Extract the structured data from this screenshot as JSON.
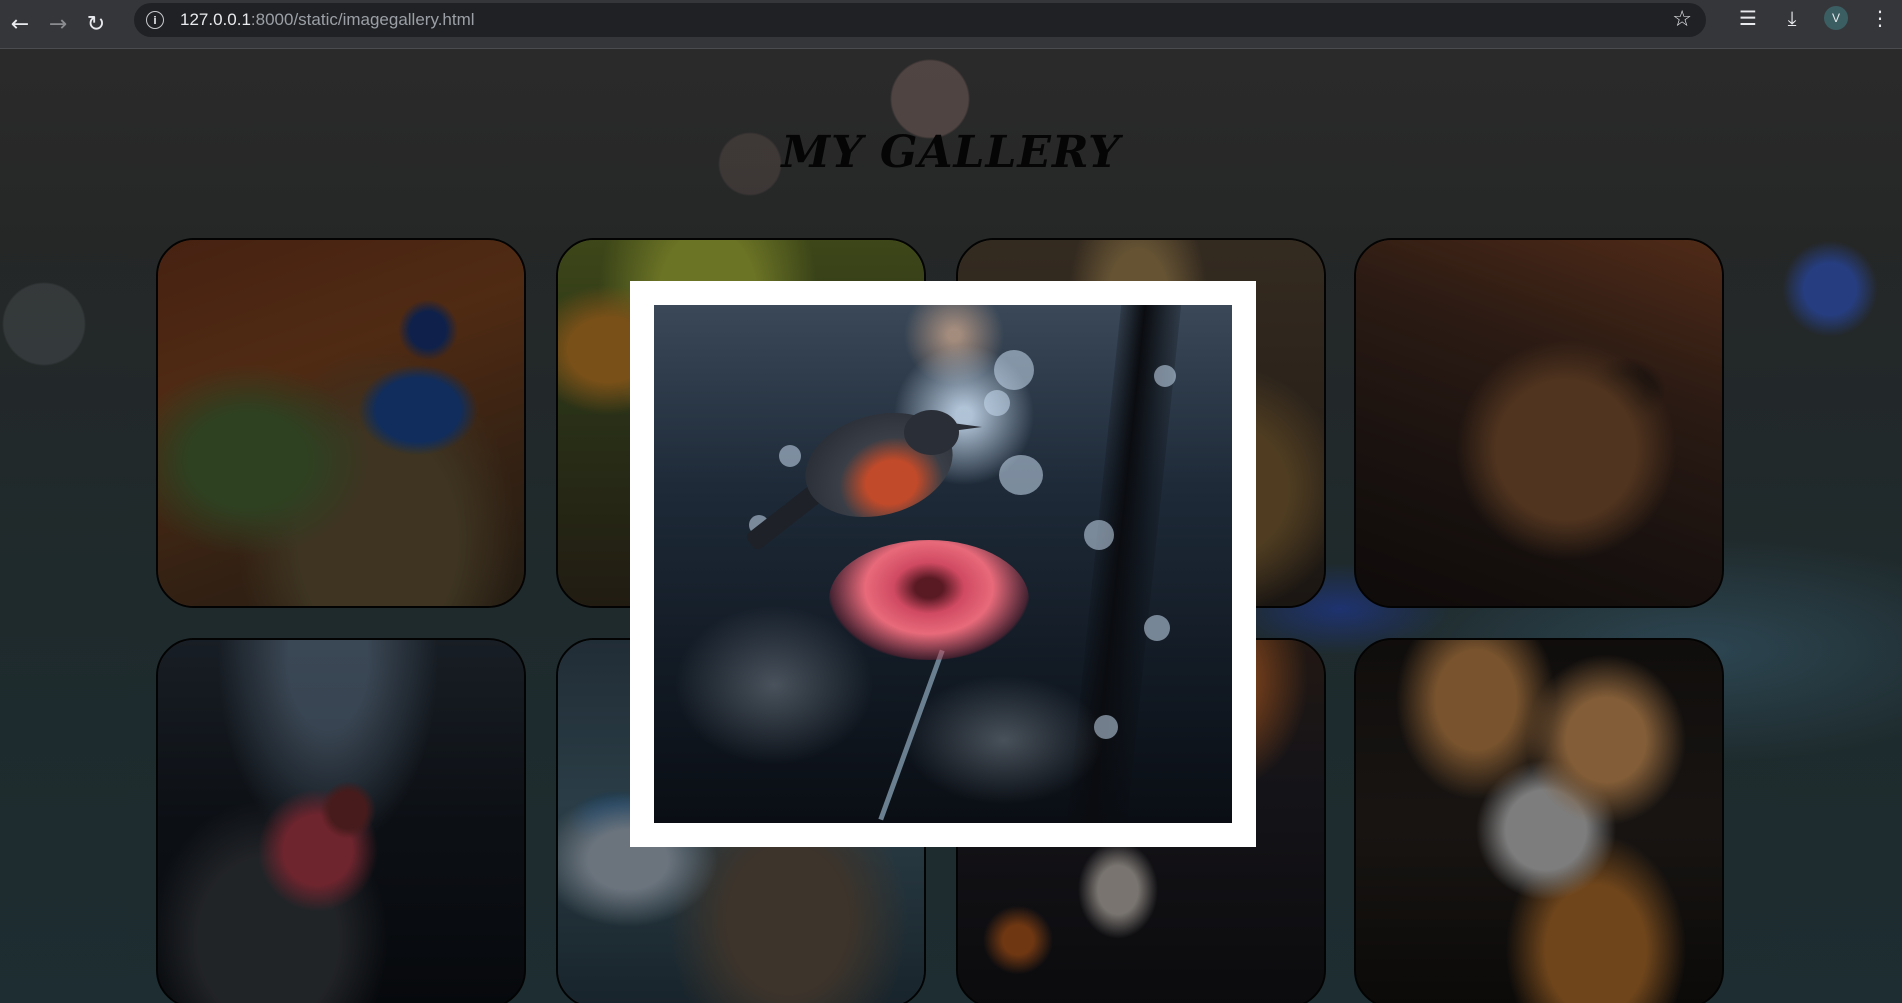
{
  "browser": {
    "url_host": "127.0.0.1",
    "url_rest": ":8000/static/imagegallery.html",
    "profile_initial": "V"
  },
  "page": {
    "title": "MY GALLERY"
  },
  "gallery": {
    "tiles": [
      {
        "subject": "peacock"
      },
      {
        "subject": "hummingbird"
      },
      {
        "subject": "eagle"
      },
      {
        "subject": "robin"
      },
      {
        "subject": "bird-on-red-flower"
      },
      {
        "subject": "wings-over-water"
      },
      {
        "subject": "doves-at-sunset"
      },
      {
        "subject": "bird-splashing-water"
      }
    ],
    "lightbox": {
      "subject": "bird-on-red-flower",
      "open": true
    }
  }
}
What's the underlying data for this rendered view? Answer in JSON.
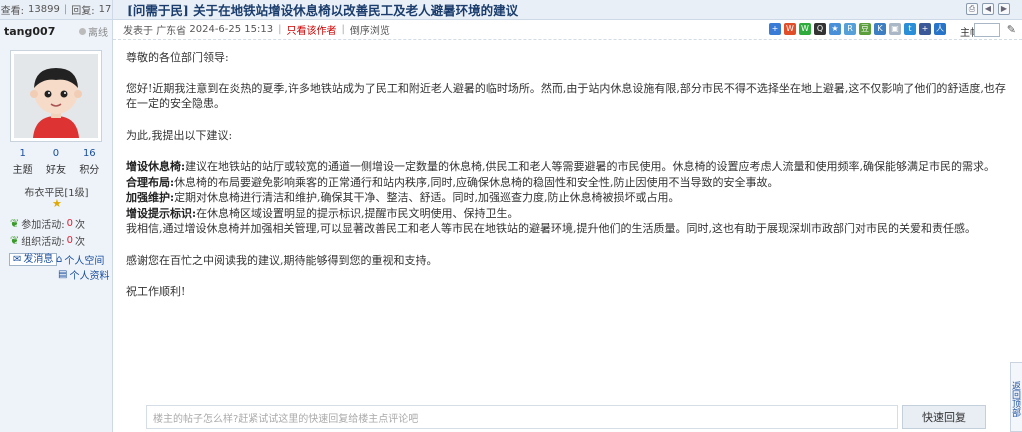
{
  "thread": {
    "views_label": "查看:",
    "views": "13899",
    "replies_label": "回复:",
    "replies": "17",
    "title": "[问需于民] 关于在地铁站增设休息椅以改善民工及老人避暑环境的建议"
  },
  "author": {
    "username": "tang007",
    "status": "离线",
    "stats": [
      {
        "value": "1",
        "label": "主题"
      },
      {
        "value": "0",
        "label": "好友"
      },
      {
        "value": "16",
        "label": "积分"
      }
    ],
    "rank": "布衣平民[1级]",
    "activity_joined_label": "参加活动:",
    "activity_joined": "0",
    "activity_org_label": "组织活动:",
    "activity_org": "0",
    "count_unit": "次",
    "send_message": "发消息",
    "personal_space": "个人空间",
    "personal_profile": "个人资料"
  },
  "post_info": {
    "posted_prefix": "发表于",
    "location": "广东省",
    "datetime": "2024-6-25 15:13",
    "author_only": "只看该作者",
    "reverse_view": "倒序浏览",
    "floor_label": "主帖"
  },
  "content": {
    "greeting": "尊敬的各位部门领导:",
    "para1": "您好!近期我注意到在炎热的夏季,许多地铁站成为了民工和附近老人避暑的临时场所。然而,由于站内休息设施有限,部分市民不得不选择坐在地上避暑,这不仅影响了他们的舒适度,也存在一定的安全隐患。",
    "para2": "为此,我提出以下建议:",
    "s1_title": "增设休息椅:",
    "s1_text": "建议在地铁站的站厅或较宽的通道一侧增设一定数量的休息椅,供民工和老人等需要避暑的市民使用。休息椅的设置应考虑人流量和使用频率,确保能够满足市民的需求。",
    "s2_title": "合理布局:",
    "s2_text": "休息椅的布局要避免影响乘客的正常通行和站内秩序,同时,应确保休息椅的稳固性和安全性,防止因使用不当导致的安全事故。",
    "s3_title": "加强维护:",
    "s3_text": "定期对休息椅进行清洁和维护,确保其干净、整洁、舒适。同时,加强巡查力度,防止休息椅被损坏或占用。",
    "s4_title": "增设提示标识:",
    "s4_text": "在休息椅区域设置明显的提示标识,提醒市民文明使用、保持卫生。",
    "para3": "我相信,通过增设休息椅并加强相关管理,可以显著改善民工和老人等市民在地铁站的避暑环境,提升他们的生活质量。同时,这也有助于展现深圳市政部门对市民的关爱和责任感。",
    "para4": "感谢您在百忙之中阅读我的建议,期待能够得到您的重视和支持。",
    "closing": "祝工作顺利!"
  },
  "reply": {
    "placeholder": "楼主的帖子怎么样?赶紧试试这里的快速回复给楼主点评论吧",
    "button": "快速回复"
  },
  "side_float": "返回顶部",
  "colors": {
    "header_bg": "#e9eff6",
    "title": "#1a3d6d",
    "link": "#1a4fa0",
    "warn": "#c00000"
  }
}
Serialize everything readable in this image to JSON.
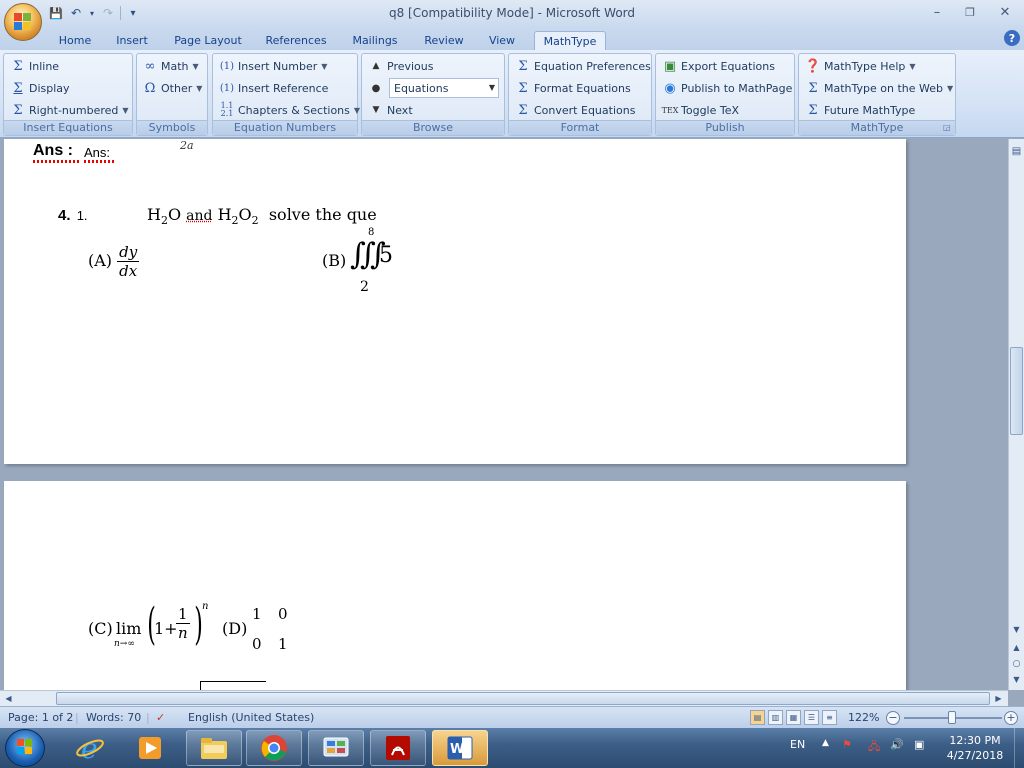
{
  "window": {
    "title": "q8 [Compatibility Mode] - Microsoft Word",
    "minimize": "–",
    "restore": "❐",
    "close": "✕"
  },
  "qat": {
    "save": "💾",
    "undo": "↶",
    "redo": "↷",
    "customize": "▾"
  },
  "tabs": [
    {
      "label": "Home"
    },
    {
      "label": "Insert"
    },
    {
      "label": "Page Layout"
    },
    {
      "label": "References"
    },
    {
      "label": "Mailings"
    },
    {
      "label": "Review"
    },
    {
      "label": "View"
    },
    {
      "label": "MathType"
    }
  ],
  "ribbon": {
    "insert_equations": {
      "label": "Insert Equations",
      "inline": "Inline",
      "display": "Display",
      "right_numbered": "Right-numbered"
    },
    "symbols": {
      "label": "Symbols",
      "math": "Math",
      "other": "Other"
    },
    "equation_numbers": {
      "label": "Equation Numbers",
      "insert_number": "Insert Number",
      "insert_reference": "Insert Reference",
      "chapters_sections": "Chapters & Sections"
    },
    "browse": {
      "label": "Browse",
      "previous": "Previous",
      "combo_value": "Equations",
      "next": "Next"
    },
    "format": {
      "label": "Format",
      "equation_preferences": "Equation Preferences",
      "format_equations": "Format Equations",
      "convert_equations": "Convert Equations"
    },
    "publish": {
      "label": "Publish",
      "export_equations": "Export Equations",
      "publish_mathpage": "Publish to MathPage",
      "toggle_tex": "Toggle TeX"
    },
    "mathtype": {
      "label": "MathType",
      "help": "MathType Help",
      "on_web": "MathType on the Web",
      "future": "Future MathType"
    }
  },
  "document": {
    "ans_label": "Ans :",
    "ans_text": "Ans:",
    "fragment": "2a",
    "question_number": "4.",
    "question_sub": "1.",
    "q_h": "H",
    "q_2a": "2",
    "q_o": "O",
    "q_and": "and",
    "q_h2": "H",
    "q_2b": "2",
    "q_o2": "O",
    "q_2c": "2",
    "q_rest": "solve the que",
    "option_a_label": "(A)",
    "option_a_num": "dy",
    "option_a_den": "dx",
    "option_b_label": "(B)",
    "option_b_upper": "8",
    "option_b_lower": "2",
    "option_b_integrals": "∭",
    "option_b_value": "5",
    "option_c_label": "(C)",
    "option_c_lim": "lim",
    "option_c_sub": "n→∞",
    "option_c_one": "1+",
    "option_c_num": "1",
    "option_c_den": "n",
    "option_c_exp": "n",
    "option_d_label": "(D)",
    "matrix": [
      [
        "1",
        "0"
      ],
      [
        "0",
        "1"
      ]
    ]
  },
  "status": {
    "page": "Page: 1 of 2",
    "words": "Words: 70",
    "language": "English (United States)",
    "zoom": "122%",
    "zoom_level": 0.5
  },
  "taskbar": {
    "lang": "EN",
    "time": "12:30 PM",
    "date": "4/27/2018"
  },
  "colors": {
    "ribbon_bg": "#dde8f6",
    "accent": "#15428b",
    "spellcheck": "#e00000"
  }
}
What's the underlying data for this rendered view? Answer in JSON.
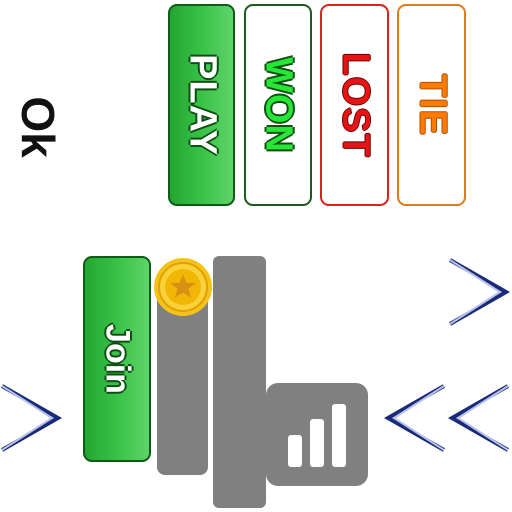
{
  "ok_label": "Ok",
  "tabs": [
    {
      "key": "play",
      "label": "PLAY"
    },
    {
      "key": "won",
      "label": "WON"
    },
    {
      "key": "lost",
      "label": "LOST"
    },
    {
      "key": "tie",
      "label": "TIE"
    }
  ],
  "join_button": {
    "label": "Join"
  },
  "icons": {
    "coin": "star-coin-icon",
    "stats": "bar-chart-icon",
    "next": "chevron-right-icon",
    "prev": "double-chevron-left-icon"
  },
  "colors": {
    "green": "#3cc44a",
    "green_dark": "#0f5c16",
    "red": "#e61414",
    "orange": "#ff7a00",
    "grey": "#808080",
    "navy": "#1a2a7a",
    "gold": "#f2b705"
  }
}
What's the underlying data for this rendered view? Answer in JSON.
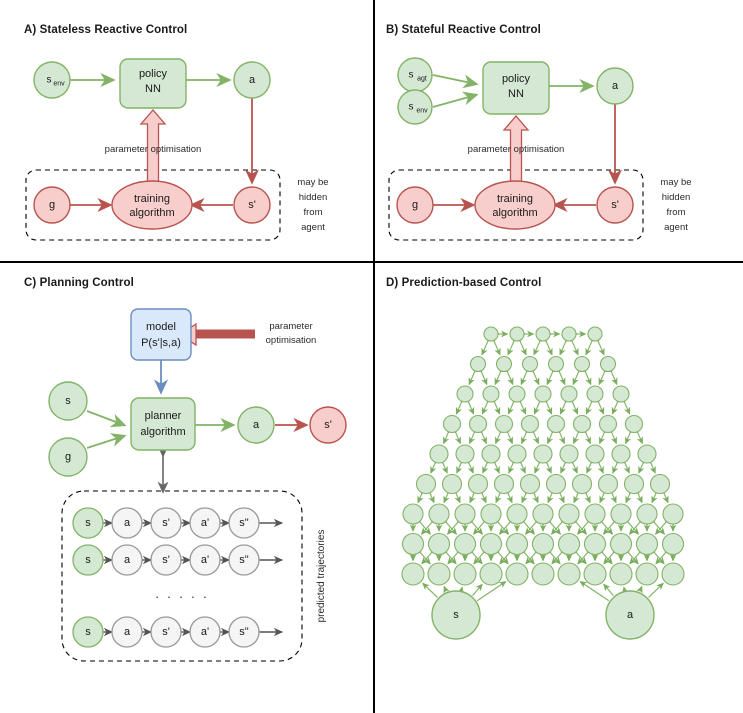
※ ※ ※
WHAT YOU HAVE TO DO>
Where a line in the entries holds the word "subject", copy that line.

TASK ANSWER>
        "subject": "peacock"
        "subject": "hummingbird"
        "subject": "eagle"
        "subject": "robin"
        "subject": "bird-on-red-flower"
        "subject": "wings-over-water"
        "subject": "doves-at-sunset"
        "subject": "bird-splashing-water"
      "subject": "bird-on-red-flower",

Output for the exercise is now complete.